Preobrazhenskaya Square/Saint Petersburg, city, house 1

Невдачин И. И. Спасо-Преображенский всей гвардии собор: Крат. ист. очерк... СПб., 1904
Антонов В. В., Кобак А. В. Святыни Санкт-Петербурга: Ист.-церков. энцикл. СПб., 1994

The subject Index
Preobrazhensky Life Guards Regiment


Grilles (entry)

GRILLES. St. Petersburg boasts a number of unique metal grilles, created in the course of three centuries. Wrought grilles of bars with (sometimes gilded) decorative figures made from flat iron bars (the grille of the Ekaterininsky (Catherine)

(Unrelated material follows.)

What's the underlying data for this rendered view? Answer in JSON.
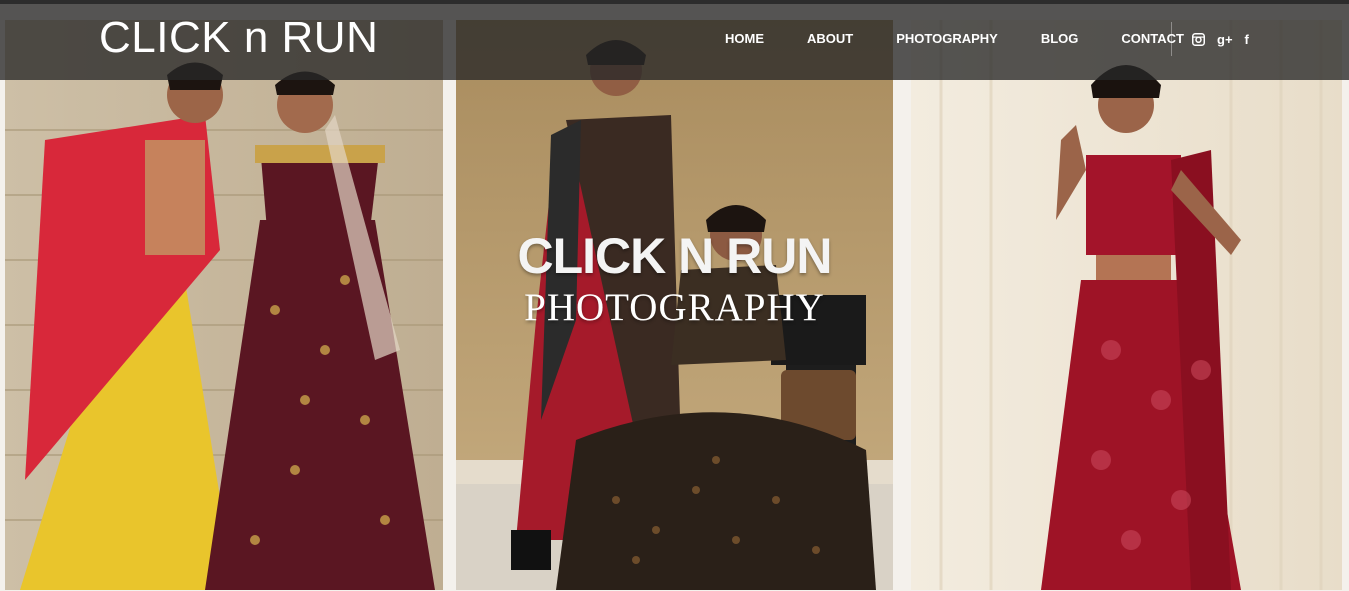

GUARDS, life guards, elite, privileged military unit. The Russian Guards were established by Peter I in 1700, when the Preobrazhensky and Semenovsky regiments gained the title of life guards

Military Churches (entry)

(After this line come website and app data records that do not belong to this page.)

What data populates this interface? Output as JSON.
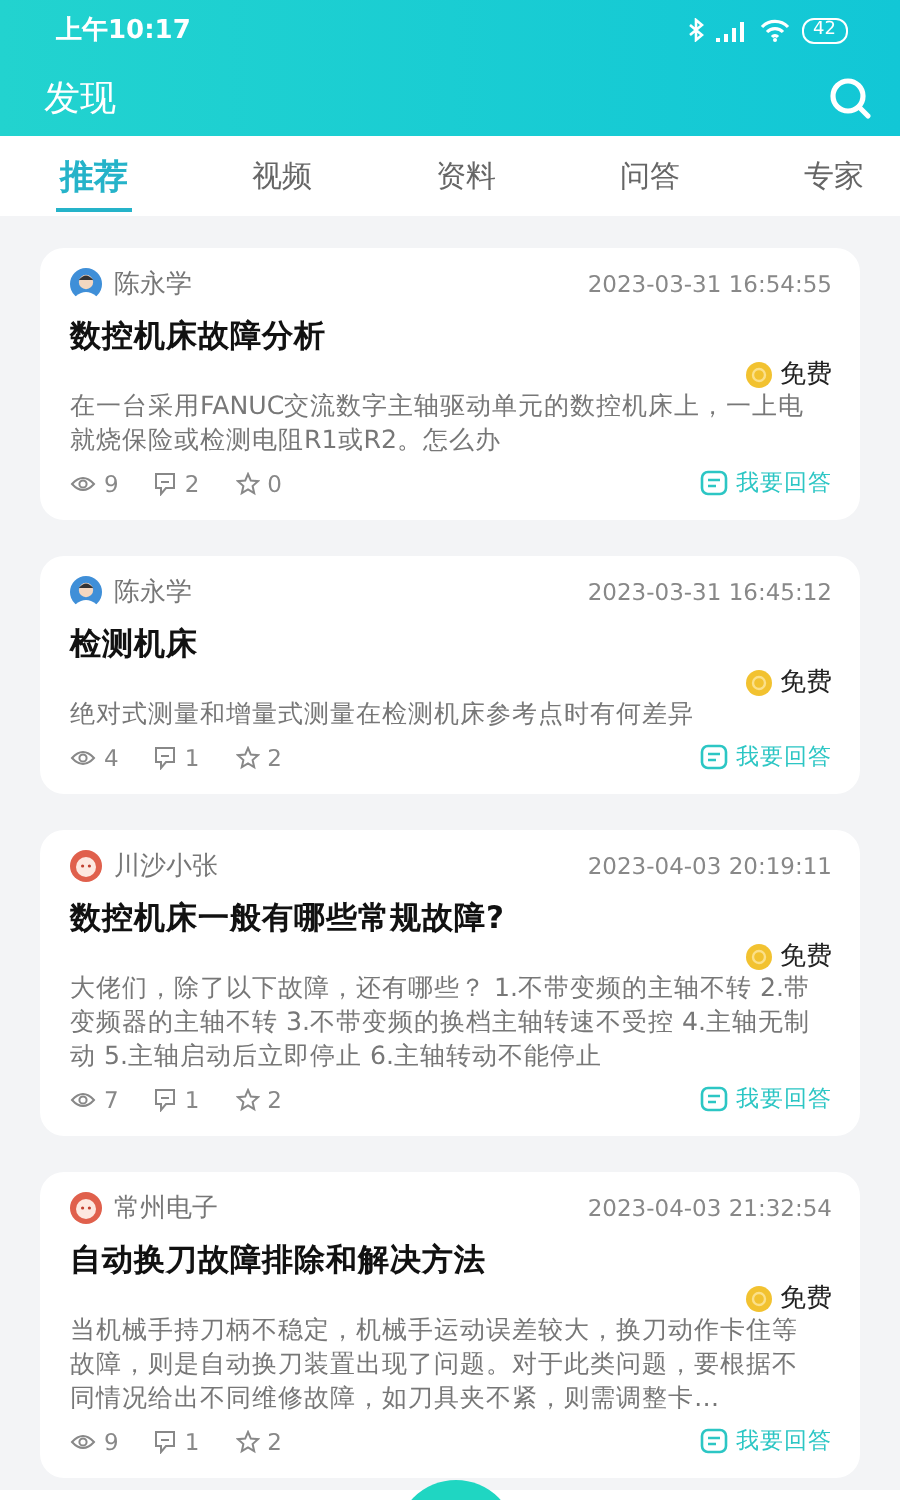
{
  "status_bar": {
    "time": "上午10:17",
    "battery": "42"
  },
  "header": {
    "title": "发现"
  },
  "tabs": [
    {
      "label": "推荐",
      "selected": true
    },
    {
      "label": "视频",
      "selected": false
    },
    {
      "label": "资料",
      "selected": false
    },
    {
      "label": "问答",
      "selected": false
    },
    {
      "label": "专家",
      "selected": false
    }
  ],
  "posts": [
    {
      "kind": "person",
      "author": "陈永学",
      "time": "2023-03-31 16:54:55",
      "title": "数控机床故障分析",
      "price": "免费",
      "description": "在一台采用FANUC交流数字主轴驱动单元的数控机床上，一上电就烧保险或检测电阻R1或R2。怎么办",
      "views": "9",
      "comments": "2",
      "favorites": "0",
      "answer": "我要回答"
    },
    {
      "kind": "person",
      "author": "陈永学",
      "time": "2023-03-31 16:45:12",
      "title": "检测机床",
      "price": "免费",
      "description": "绝对式测量和增量式测量在检测机床参考点时有何差异",
      "views": "4",
      "comments": "1",
      "favorites": "2",
      "answer": "我要回答"
    },
    {
      "kind": "face",
      "author": "川沙小张",
      "time": "2023-04-03 20:19:11",
      "title": "数控机床一般有哪些常规故障?",
      "price": "免费",
      "description": "大佬们，除了以下故障，还有哪些？ 1.不带变频的主轴不转 2.带变频器的主轴不转 3.不带变频的换档主轴转速不受控 4.主轴无制动 5.主轴启动后立即停止 6.主轴转动不能停止",
      "views": "7",
      "comments": "1",
      "favorites": "2",
      "answer": "我要回答"
    },
    {
      "kind": "face",
      "author": "常州电子",
      "time": "2023-04-03 21:32:54",
      "title": "自动换刀故障排除和解决方法",
      "price": "免费",
      "description": "当机械手持刀柄不稳定，机械手运动误差较大，换刀动作卡住等故障，则是自动换刀装置出现了问题。对于此类问题，要根据不同情况给出不同维修故障，如刀具夹不紧，则需调整卡…",
      "views": "9",
      "comments": "1",
      "favorites": "2",
      "answer": "我要回答"
    }
  ]
}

MILITARY CHURCHES, churches attached to military units, emerged parallelly with the foundation of the city, set up as field churches in regimental settlements - garrison, infantry and guards quarters

Miracle-Working and Revered Icons (entry)

MIRACLE-WORKING AND REVERED ICONS. The most famous Miracle-Working icon of Our Lady of Kazan — the copy of the 16th century of the lost Miracle-Working icon of the same name, can now be seen in the Kazan Cathedral


OBNOVLENTSY (RENOVATIONISTS), members of a reformatory movement in the Russian Orthodox church. In 1905, a "circle of 32 priests" was formed in St. Petersburg to initiate church reforms

Preobrazhensky Life Guards Regiment

PREOBRAZHENSKY LIFE GUARDS REGIMENT, the oldest infantry guards regiment. Founded by Peter I in 1683 in the village of Preobrazhenskoe by Moscow (hence the name), raised to a regiment in 1692, received the title of guards in 1700

Ryleeva Street

RYLEEVA STREET (until 1923 - Spasskaya Street), located between Radishcheva Square and Radishcheva Street. The first name comes from the Holy Transfiguration All Guards Cathedral. The street was renamed after K.F. Ryleev

Stasov V.P. (1769-1848), architect

STASOV Vasily Petrovich (1769-1848, St. Petersburg), architect, representative of the Empire style. The father of V.V. Stasov. From 1783, worked in the Moscow Bureau of Architecture of the Police Department

Trezzini Pietro Antonio (1692-1760s), architect

TREZZINI Pietro Antonio (1692-1760s), architect, representative of the Baroque style. A native of Italian Switzerland, studied in Milan. From 1726 lived in St. Petersburg, initially worked independently

Zemtsov M.G. (1688-1743), architect.

ZEMTSOV Mikhail Grigoryevich (1688-1743, St. Petersburg), architect, graphic artist, theorist of architecture, representative of the early Baroque. He studied at the Armoury Printing House School in Moscow. He worked in St